The Margate Civic Society has kindly agreed to host a public meeting at the Walpole Bay Hotel on Thursday 14th June at 7.30pm in order to form a "Friends of  the Tudor House" volunteer organisation that will work with residents, visitors, Councillors and TDC officers, to ensure that the Tudor House can be opened to the public on a regular basis to safeguard the Tudor House as one of Margate's heritage treasures.

Councillor Iris Johnston has agreed to Chair the meeting.

Everyone is welcome and the group would appreciate it if you could circulate this message to anyone whom you think might wish to attend.

An agenda for the evening will be forwarded before the meeting.

Sunday, 20 May 2012

Ramsgate Town Council and museums ramble.

I do not often get political on my blog and I doubt if I will ever get politically obsessive and opinionated like some of the other blogs . But occasionally I do have to remind myself that I am a Ramsgate Town Councillor for the Labour Party.
I suppose the point I am getting across is that on Ramsgate Town Council it is not really all that political as there is such a strong Labour presence and that all Ramsgate Town Councillors really  just get on with it. Like most Councillors  I would like to look back after my four years as a matter of pride and think what did I do for the benefit of Ramsgate bearing in mind that I only beat Ralph Hoult (Mr Ramsgate) by 40 odd votes.. As I am one of the few that Councillors that do not sit on more than one authority it does narrow down the options a bit for individualism. So my aim is work on heritage issues, something I must admit in Ramsgate I have started from a blank piece of paper plus I am self taught on everything regarding Ramsgate's past. I admit I still have to refer to anything regarding Ramsgate from the pile of books I bought at Michael's bookshop but I am getting there.
Sometime ago through research I worked out just how badly Ramsgate was treated during local government re organisation in 1974 regarding art and artefact's and made a report to the Town Council. Following another report I wrote, the Town Council has now adopted a collections policy that is fit for purpose and everything collected will keep to an centre of excellence standard. I should also add that the Town collection policy will not clash or rival the Maritime Museum or the Tunnels project.
In the past month there has been a few developments that could be of great benefit to Ramsgate however nothing has been set in stone yet. As mentioned in other postings the Margate Museum has failed an audit on the collection it holds in reserve which I must add is an asset of TDC. During the latter years of the East Kent Maritime Trust management  period at the Margate Museum the collection went completely off the rails. The Museum is found to be overstocked, it has duplicated, many items are unrecorded, misidentified and some items are missing along with paperwork. It is hard to pin point where the fault lies but behind the scenes something is to be done about it.
One of the options being looked at is to dispose of items in the collection and stream line the Margate Museum with a new collections policy based on the history of Margate that in turn will make the Museum a center of excellence as a sea side Museum. Bearing in mind every single item is an asset of TDC this will have to be handled with caution how this is to be carried out.
By disposal I do not mean thrown away and I expect items that have no relevance to the history of Thanet will be sold off. However as the Margate museum will be all things Margate, items from Ramsgate, Broadstairs and elsewhere in Thanet are set to be transferred to other public or trust collections within Thanet. This will not include the premier items in the TDC collection of art that is of high value.
From this Ramsgate will benefit and if the proposals are accepted Ramsgate Town Council will benefit. Plus as the Town Council has a collection policy with a criteria, Maritime items will go to the Steam Museum Trust at the Ramsgate maritime museum.
To achieve efficient disposal supervised volunteers at the Margate museum will audit the entire collection looking to a new numbering system, a sub committee of which I am a member will review items recommended for disposal and the final decision will rest with TDC.

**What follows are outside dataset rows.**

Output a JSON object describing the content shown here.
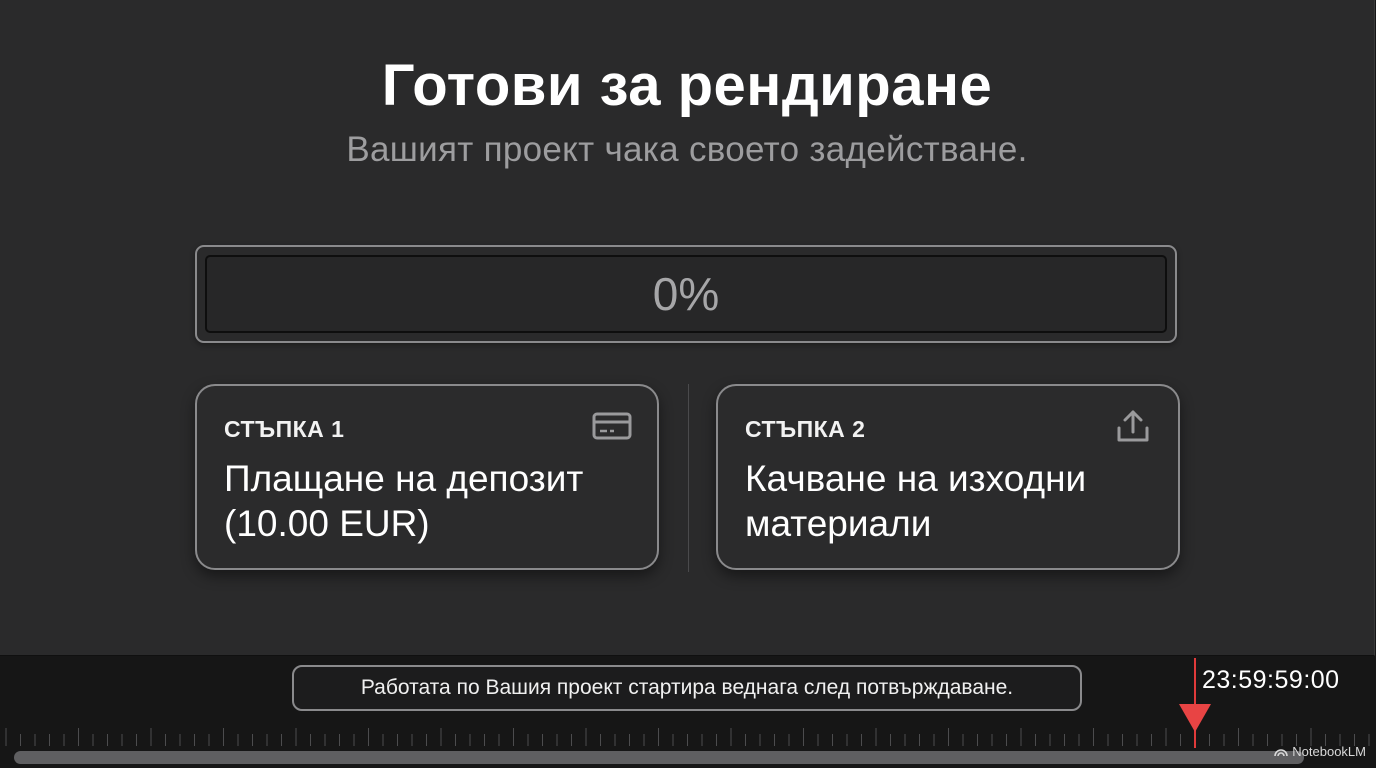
{
  "header": {
    "title": "Готови за рендиране",
    "subtitle": "Вашият проект чака своето задействане."
  },
  "progress": {
    "label": "0%",
    "value": 0
  },
  "steps": [
    {
      "step_label": "СТЪПКА 1",
      "text": "Плащане на депозит (10.00 EUR)",
      "icon": "credit-card-icon"
    },
    {
      "step_label": "СТЪПКА 2",
      "text": "Качване на изходни материали",
      "icon": "upload-icon"
    }
  ],
  "timeline": {
    "notice": "Работата по Вашия проект стартира веднага след потвърждаване.",
    "timecode": "23:59:59:00",
    "playhead_color": "#e84444"
  },
  "brand": {
    "label": "NotebookLM"
  }
}
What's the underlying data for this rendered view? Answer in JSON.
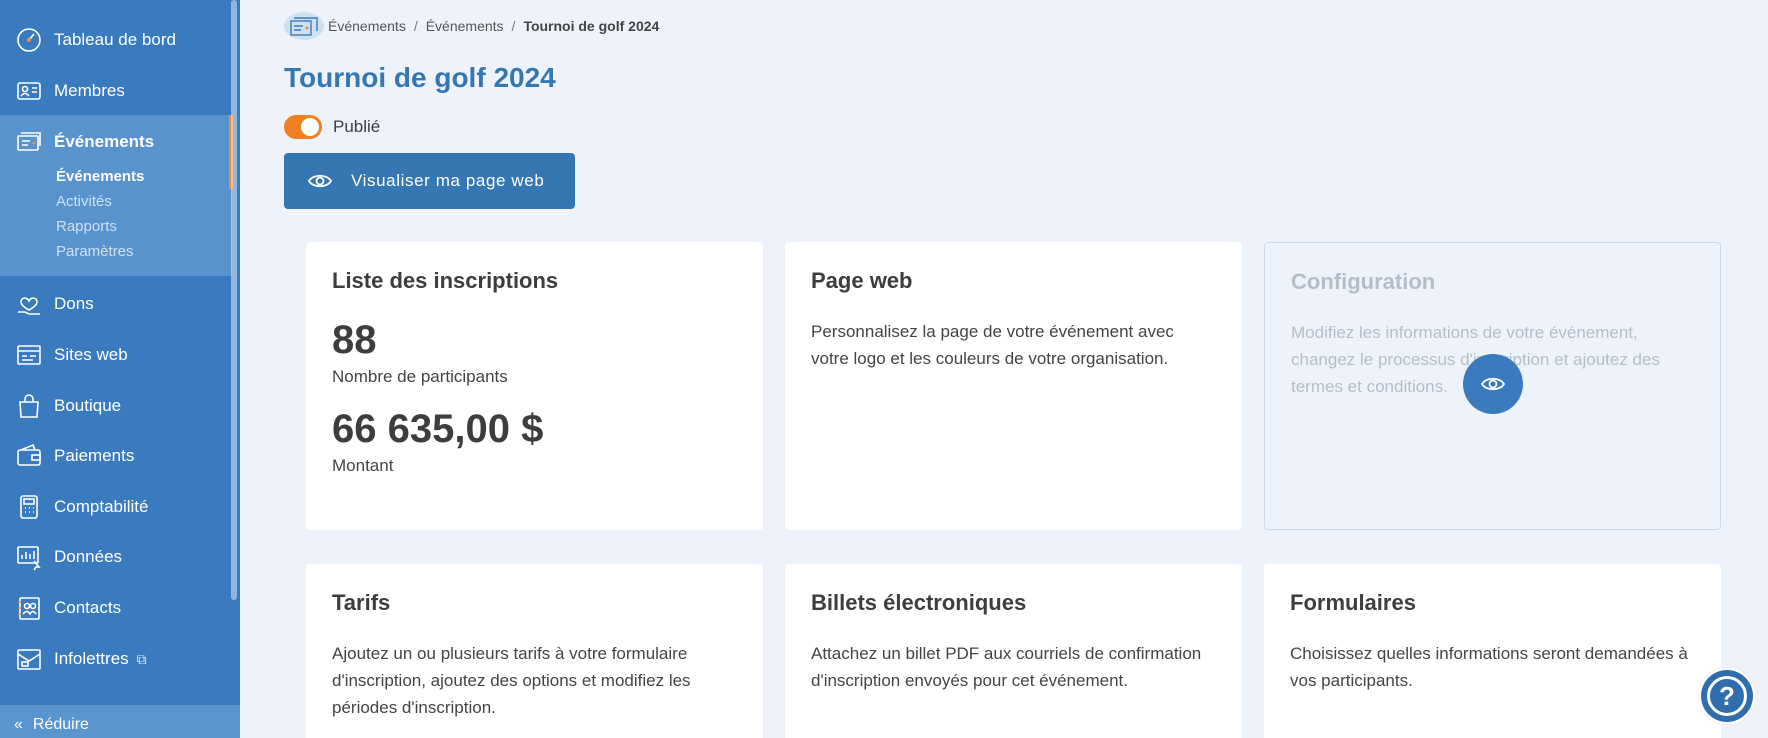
{
  "sidebar": {
    "items": [
      {
        "label": "Tableau de bord",
        "icon": "dashboard-icon"
      },
      {
        "label": "Membres",
        "icon": "members-icon"
      },
      {
        "label": "Événements",
        "icon": "events-icon"
      },
      {
        "label": "Dons",
        "icon": "donations-icon"
      },
      {
        "label": "Sites web",
        "icon": "website-icon"
      },
      {
        "label": "Boutique",
        "icon": "shop-bag-icon"
      },
      {
        "label": "Paiements",
        "icon": "wallet-icon"
      },
      {
        "label": "Comptabilité",
        "icon": "calculator-icon"
      },
      {
        "label": "Données",
        "icon": "data-icon"
      },
      {
        "label": "Contacts",
        "icon": "contacts-icon"
      },
      {
        "label": "Infolettres",
        "icon": "newsletter-icon"
      }
    ],
    "subitems": [
      "Événements",
      "Activités",
      "Rapports",
      "Paramètres"
    ],
    "collapse_label": "Réduire"
  },
  "breadcrumb": {
    "items": [
      "Événements",
      "Événements",
      "Tournoi de golf 2024"
    ],
    "separator": "/"
  },
  "page": {
    "title": "Tournoi de golf 2024",
    "published_label": "Publié",
    "published": true,
    "view_button_label": "Visualiser ma page web"
  },
  "cards": {
    "registrations": {
      "title": "Liste des inscriptions",
      "participants": "88",
      "participants_label": "Nombre de participants",
      "amount": "66 635,00 $",
      "amount_label": "Montant"
    },
    "webpage": {
      "title": "Page web",
      "text": "Personnalisez la page de votre événement avec votre logo et les couleurs de votre organisation."
    },
    "configuration": {
      "title": "Configuration",
      "text": "Modifiez les informations de votre événement, changez le processus d'inscription et ajoutez des termes et conditions."
    },
    "rates": {
      "title": "Tarifs",
      "text": "Ajoutez un ou plusieurs tarifs à votre formulaire d'inscription, ajoutez des options et modifiez les périodes d'inscription."
    },
    "tickets": {
      "title": "Billets électroniques",
      "text": "Attachez un billet PDF aux courriels de confirmation d'inscription envoyés pour cet événement."
    },
    "forms": {
      "title": "Formulaires",
      "text": "Choisissez quelles informations seront demandées à vos participants."
    }
  },
  "colors": {
    "sidebar": "#3a7bbf",
    "accent": "#f07f22",
    "primary": "#3577b3"
  }
}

Thursday, 10 May 2012

Margate beach finds from the 1998 summer erosion

 During the summer of 1998 the demolition of the last remains of Margate Jetty took place.
For some unexplained reason at the same time part of Margate main sands below the high tide line started to erode. It was a small area and like any erosion on Margate main sands it is an open window to find many items related to the Victorian seaside. At the time large quantities of glass appeared in the area and being the height of the summer season it was the last thing we needed.
So a group of volunteers myself included led by Brian Smith Stewart under the beach watch banner with TDC blessing set about to clear the entire area of  broken glass            

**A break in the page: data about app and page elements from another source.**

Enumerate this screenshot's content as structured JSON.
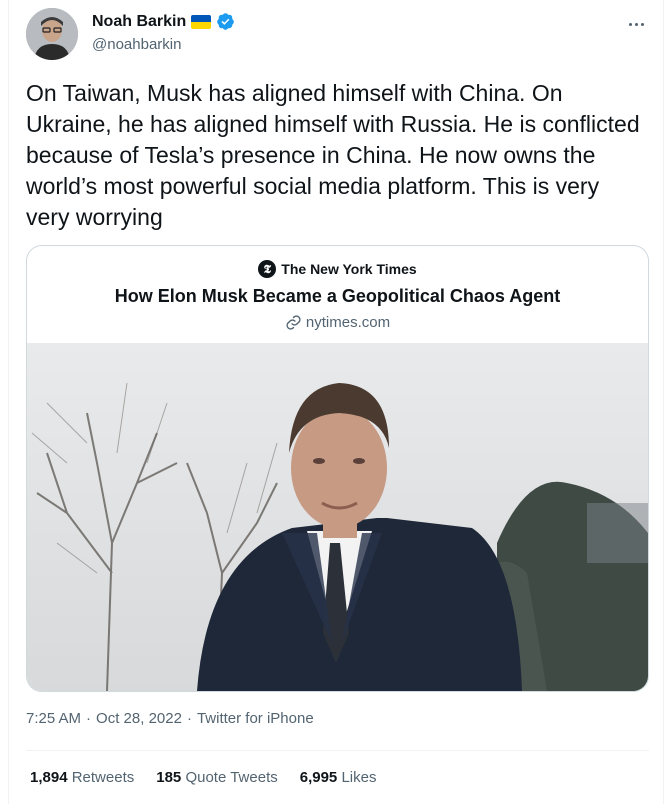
{
  "author": {
    "name": "Noah Barkin",
    "handle": "@noahbarkin"
  },
  "tweet": {
    "text": "On Taiwan, Musk has aligned himself with China. On Ukraine, he has aligned himself with Russia. He is conflicted because of Tesla’s presence in China. He now owns the world’s most powerful social media platform. This is very very worrying"
  },
  "card": {
    "source": "The New York Times",
    "source_logo_glyph": "𝕿",
    "title": "How Elon Musk Became a Geopolitical Chaos Agent",
    "domain": "nytimes.com"
  },
  "meta": {
    "time": "7:25 AM",
    "separator1": "·",
    "date": "Oct 28, 2022",
    "separator2": "·",
    "client": "Twitter for iPhone"
  },
  "stats": {
    "retweets_count": "1,894",
    "retweets_label": "Retweets",
    "quotes_count": "185",
    "quotes_label": "Quote Tweets",
    "likes_count": "6,995",
    "likes_label": "Likes"
  },
  "colors": {
    "verified": "#1d9bf0",
    "flag_blue": "#0057b7",
    "flag_yellow": "#ffd700",
    "secondary_text": "#536471"
  },
  "icons": {
    "verified": "verified-badge-icon",
    "flag": "ukraine-flag-icon",
    "more": "more-options-icon",
    "link": "link-icon"
  }
}
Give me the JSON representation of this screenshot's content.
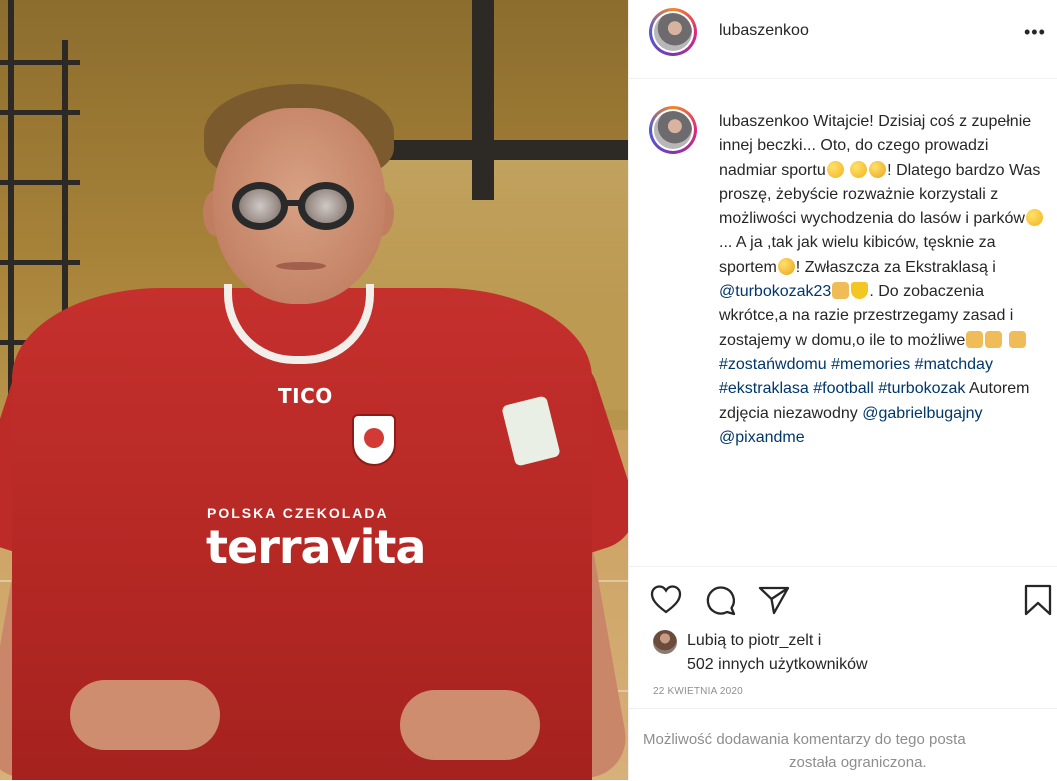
{
  "post": {
    "username": "lubaszenkoo",
    "more_icon": "more-icon",
    "caption": {
      "username": "lubaszenkoo",
      "text_1": " Witajcie! Dzisiaj coś z zupełnie innej beczki... Oto, do czego prowadzi nadmiar sportu",
      "text_2": "! Dlatego bardzo Was proszę, żebyście rozważnie korzystali z możliwości wychodzenia do lasów i parków",
      "text_3": "... A ja ,tak jak wielu kibiców, tęsknie za sportem",
      "text_4": "! Zwłaszcza za Ekstraklasą i ",
      "mention_1": "@turbokozak23",
      "text_5": ". Do zobaczenia wkrótce,a na razie przestrzegamy zasad i zostajemy w domu,o ile to możliwe",
      "hashtag_1": "#zostańwdomu",
      "hashtag_2": "#memories",
      "hashtag_3": "#matchday",
      "hashtag_4": "#ekstraklasa",
      "hashtag_5": "#football",
      "hashtag_6": "#turbokozak",
      "text_6": " Autorem zdjęcia niezawodny ",
      "mention_2": "@gabrielbugajny",
      "mention_3": "@pixandme"
    },
    "actions": {
      "like": "heart-icon",
      "comment": "comment-icon",
      "share": "paper-plane-icon",
      "save": "bookmark-icon"
    },
    "likes": {
      "line1": "Lubią to piotr_zelt i",
      "line2": "502 innych użytkowników"
    },
    "date": "22 KWIETNIA 2020",
    "comments_disabled": {
      "line1": "Możliwość dodawania komentarzy do tego posta",
      "line2": "została ograniczona."
    }
  },
  "photo": {
    "shirt_brand": "TICO",
    "sponsor_small": "POLSKA CZEKOLADA",
    "sponsor_big": "terravita"
  },
  "colors": {
    "link": "#00376b",
    "text": "#262626",
    "muted": "#8e8e8e",
    "shirt": "#c5302d"
  }
}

 To make the task interesting we collected thousands of shards and soon built a very large collection. Most were patterned and other carried logo's or advertising. Many were Victorian and some bore the emblems of paddle steamer companies or originated from caterers from the sea front or jetty. After a while I was able to identify many finds by date, pattern and design, something that has now came in very useful  as I assess  finds found during the recent sea defence works.
The piece photographed  above was found by myself, it is exceptionally rare and a complete bottle is even rarer. It is part of a ginger beer bottle from Church Street Margate and was used for homemade ginger beer produced by a baker named George Kirby who traded in Church Street..
Even though George Kirby was a baker he also manufactured mineral water from 1897 to 1900 on his premises to sell in his shop, something that was very common practice at the time by  traders especially chemist proprietors.

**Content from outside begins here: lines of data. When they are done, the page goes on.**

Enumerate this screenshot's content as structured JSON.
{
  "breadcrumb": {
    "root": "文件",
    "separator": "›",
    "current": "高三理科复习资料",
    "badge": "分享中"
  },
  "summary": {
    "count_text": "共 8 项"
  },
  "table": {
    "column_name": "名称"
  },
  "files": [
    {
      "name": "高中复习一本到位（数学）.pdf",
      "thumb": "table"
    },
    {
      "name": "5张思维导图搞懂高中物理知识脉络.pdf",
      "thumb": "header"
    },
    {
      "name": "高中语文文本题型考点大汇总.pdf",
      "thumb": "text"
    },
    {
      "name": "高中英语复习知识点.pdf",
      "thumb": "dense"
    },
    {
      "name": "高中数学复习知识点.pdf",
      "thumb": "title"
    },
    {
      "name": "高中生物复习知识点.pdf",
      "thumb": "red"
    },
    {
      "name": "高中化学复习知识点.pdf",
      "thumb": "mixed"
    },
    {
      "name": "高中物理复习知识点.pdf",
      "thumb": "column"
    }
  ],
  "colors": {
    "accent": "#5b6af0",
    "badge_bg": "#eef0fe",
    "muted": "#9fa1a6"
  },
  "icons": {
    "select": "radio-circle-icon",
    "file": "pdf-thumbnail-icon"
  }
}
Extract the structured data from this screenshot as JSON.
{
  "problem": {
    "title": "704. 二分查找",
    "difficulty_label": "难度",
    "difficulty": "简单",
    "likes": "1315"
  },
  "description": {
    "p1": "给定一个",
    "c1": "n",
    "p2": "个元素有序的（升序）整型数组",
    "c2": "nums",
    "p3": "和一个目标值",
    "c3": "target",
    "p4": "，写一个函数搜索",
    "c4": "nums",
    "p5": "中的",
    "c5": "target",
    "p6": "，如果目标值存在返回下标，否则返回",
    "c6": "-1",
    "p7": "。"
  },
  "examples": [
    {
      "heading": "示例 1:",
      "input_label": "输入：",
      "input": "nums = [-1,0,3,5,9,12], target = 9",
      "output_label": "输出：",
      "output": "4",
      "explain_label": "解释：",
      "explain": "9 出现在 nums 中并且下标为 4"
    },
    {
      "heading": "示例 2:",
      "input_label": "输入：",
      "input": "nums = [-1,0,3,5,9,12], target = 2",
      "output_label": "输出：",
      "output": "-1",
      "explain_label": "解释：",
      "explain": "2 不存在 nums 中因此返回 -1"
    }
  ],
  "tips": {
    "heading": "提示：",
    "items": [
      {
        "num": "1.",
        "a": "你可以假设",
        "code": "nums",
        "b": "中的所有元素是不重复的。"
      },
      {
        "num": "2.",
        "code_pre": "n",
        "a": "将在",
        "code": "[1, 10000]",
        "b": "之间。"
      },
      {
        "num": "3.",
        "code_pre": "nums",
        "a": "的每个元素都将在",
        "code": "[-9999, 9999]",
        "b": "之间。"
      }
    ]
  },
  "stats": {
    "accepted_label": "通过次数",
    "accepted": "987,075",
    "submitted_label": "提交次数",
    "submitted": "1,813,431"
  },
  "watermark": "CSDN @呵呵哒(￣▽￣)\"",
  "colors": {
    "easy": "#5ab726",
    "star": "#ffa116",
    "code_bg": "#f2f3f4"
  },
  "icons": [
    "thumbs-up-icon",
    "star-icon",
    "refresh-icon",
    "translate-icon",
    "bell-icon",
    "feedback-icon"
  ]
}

The second piece above was found by one of the volunteers on the main sands in the same location and the name Dreadnought is certainly a name associated from an era long gone when Britain ruled the waves.

The photograph on the bottom to the right is a selection of finds found by the volunteers. As you can see the selection is the same as the finds that are being found as a result of the sea defence works today. Those photographed originate from the Margate Jetty Pavillion, some are from South Eastern Railway Refreshment department and the other two pieces in the bottom right bear the initials GJM. Something that will need further research as I have found similar pieces 14 years later during the recent sea defence works.

Tuesday, 1 May 2012

Sea defence diaries a ramble about concretion.

In the previous posting I mentioned this fine specimen  of concretion I found around the square head of the stone pier.
Concretion found in the sea is a mass of metal that is generally ferrous that has fused to other items in its immediate vicinity and mixed with sand forms this mass that resembles something one would expect to find on a building site. All around the Thanet coastline concretion can be found in the areas where the tidal action has deposited metal . This can also include coins and precious metal, known locally  as glory holes. A term  also used by gold prospectors in  America looking for gold deposits in rivers and streams that is deposited in the same manner. In my time I have come across some really interesting glory holes and one in particular produced 176 coins mostly Victorian to the 1930's. My list of finds, found in this manner is a long one. But now days I do not reflect on what I have found in the past as   I am using all my knowledge and experience to recover as much history as I can during the sea defence works. So my next target will be to recover concretion that has been dislodged during the under pinning of the stone pier and  break it up with a hammer to see what I can find.  I like this piece I have photographed because of the Victorian Hamilton mineral water bottle fused to a mass of iron and other items. I like it because the embossment  suggests the bottle came from Camberwell which confirms this link between London and  Victorian seaside Margate which I have been finding amongst many items found during the sea defence works.

Last Saturday I was reunited with a box of shards at the Margate Museum,  found in 1998 by myself  and a few others during the summer of that year.
In the box were many associated Victorian items found on our historic beach beach. One item in the box that was an absolute gem was a part of an ash tray with the word Dreadnought in  this lovely Victorian design . I know for a fact I did not find this item but I am not sure who did. But it will feature in the flotsam and jetsam display.